The Saguache County Museum began as an idea that grew into a huge community project. At the time, all Colorado communities were asked to join in the 1976 Centennial celebration of the Rush to the Rockies, which brought miners and other pioneers to Colorado. Several clubs including the Saguache Women’s Club along with the Community Council started a movement to Save Our Jail. A museum was chosen because the jail and the old Jailer’s Home were scheduled to be torn down. The museum was originally to be located there for only a year, but now, 59 years later it remains in the same location.
The old jail was built in 1908, and the 1870s residence was built by Otto Mears. Neither building was in good shape. It took a lot of volunteers and donations to turn the house and yard into something suitable to hold a collection.
Unsolicited, people from Villa Grove, Center, Crestone, Hooper and Saguache began donating items. The museum started with a Nutmeg Grinder and two broken show cases.
In 1972, the Memorial Room was added, thanks to donations. In 2004, the museum secured $170,000 in grants and used it to add on the Virginia Sutherland Room. Originally, Sutherland headed up the museum committee for her club. She served as Chairman of the Museum for 56 years, and today continues on the Board of Directors as Chairman Emeritus.
Today, the Saguache County Museum is called the best little museum in Colorado. A visit to this museum is like taking a trip back to the pioneering era. Each room has a unique theme and contains much more than what can be listed here.
The star of the Parlor is an 1893 Reed Pipe Clariona, which still plays beautiful music. Learn about the Fainting Couch and the crystal smelling salts holder.
Next enter the Wesley DeCamp Room, better known as the Cowboy Room. The highlights of this room are the collections of spurs, branding irons, and guns.
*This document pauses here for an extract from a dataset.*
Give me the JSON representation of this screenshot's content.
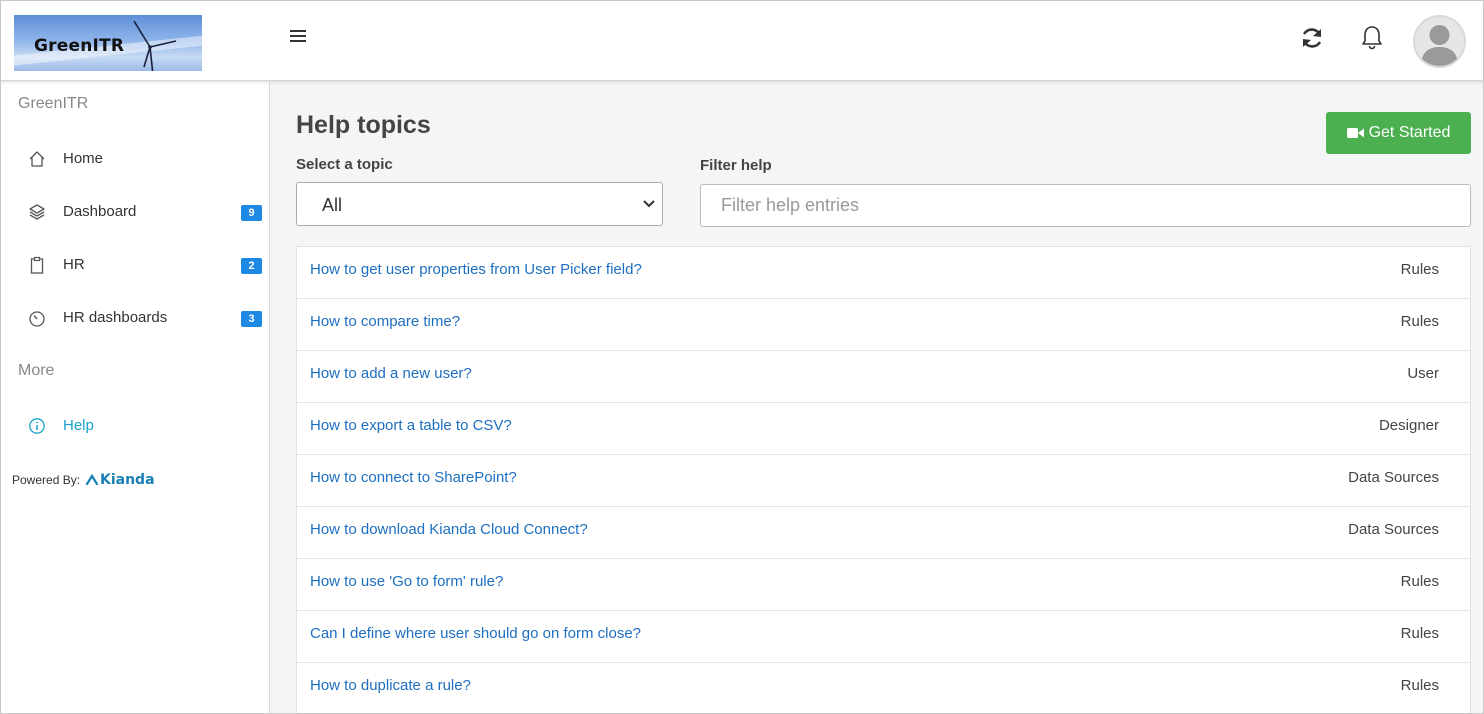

Find out which minerals glow the brightest in the Mineral Room. The Schoolroom is sure to bring back memories and the Indian/Spanish Room contains artifacts from those two cultures.
Check out what’s cookin’ in the Kitchen. There is a combination high chair/stroller from 1897, along with dishes from the old Saguache Hotel.
In the Memorial Room, see Dr. Shippey’s (1873-1942) medical and dental instruments. This year the Memorial Case honors late local rancher Jim Coleman. Find collections of arrowheads, rifles and barbed wire.
In the Virginia Sutherland Room, you will find a player piano, a military display, a tribute to Virginia, and information and pictures of Saguache County founder John Lawrence, and Ute Chief Ouray.
The gift shop offers a large selection of books, local crafts, T-shirts, hoodies, sweatshirts and caps.
The museum just published Volume VII of the Images of the Past, Places and People series. Concerned that much of early settler histories, records of events, places and people of the area may be lost forever, an effort is being made to compile and publish, in no chronological or alphabetical order, some of the more interesting materials they possess.
On several Sunday afternoons during the summer, historical lectures are scheduled at 1:30 p.m. Programs are free. Refreshments are served. Donations are welcome. Call the museum at 719-655-2557 to find out what the next program will be.
The Saguache County Museum is located in Saguache on U.S. Hwy. 285. It is open from the Sunday of Memorial Day Weekend through mid-September, 9-4. Adults: $7.00. Children 12 and under $1.00. ?
Connie Rapalski a volunteer and board member with the Saguache County Museum. Most of what she does is when the museum is open during the summer months. She writes weekly articles for The Saguache Crescent and the Center Post Dispatch and contacts speakers for the Sunday afternoon programs.